BEGIN EXERCISE INPUT
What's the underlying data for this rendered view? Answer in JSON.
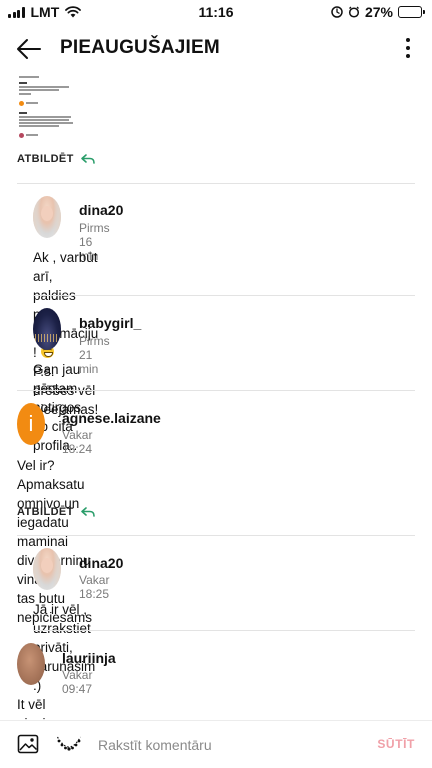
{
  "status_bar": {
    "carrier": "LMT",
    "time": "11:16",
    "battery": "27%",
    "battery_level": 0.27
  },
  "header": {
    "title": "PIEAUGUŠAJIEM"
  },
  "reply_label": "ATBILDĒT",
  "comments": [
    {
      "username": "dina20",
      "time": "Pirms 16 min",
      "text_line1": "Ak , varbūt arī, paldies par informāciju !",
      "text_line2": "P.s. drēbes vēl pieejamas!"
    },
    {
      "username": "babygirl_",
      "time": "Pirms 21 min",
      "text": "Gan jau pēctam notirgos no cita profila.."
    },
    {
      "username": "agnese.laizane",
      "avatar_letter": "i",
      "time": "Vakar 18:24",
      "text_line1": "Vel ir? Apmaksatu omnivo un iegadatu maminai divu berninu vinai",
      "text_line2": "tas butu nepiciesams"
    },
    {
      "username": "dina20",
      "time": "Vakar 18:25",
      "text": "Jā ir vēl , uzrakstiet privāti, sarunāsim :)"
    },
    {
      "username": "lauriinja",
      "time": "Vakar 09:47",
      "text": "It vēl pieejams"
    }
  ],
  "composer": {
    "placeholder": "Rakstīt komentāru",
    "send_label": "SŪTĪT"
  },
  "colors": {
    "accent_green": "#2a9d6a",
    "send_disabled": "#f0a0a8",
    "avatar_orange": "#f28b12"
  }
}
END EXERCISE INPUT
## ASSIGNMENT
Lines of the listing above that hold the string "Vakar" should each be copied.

## SOLUTION FOR THIS TASK
      "time": "Vakar 18:24",
      "time": "Vakar 18:25",
      "time": "Vakar 09:47",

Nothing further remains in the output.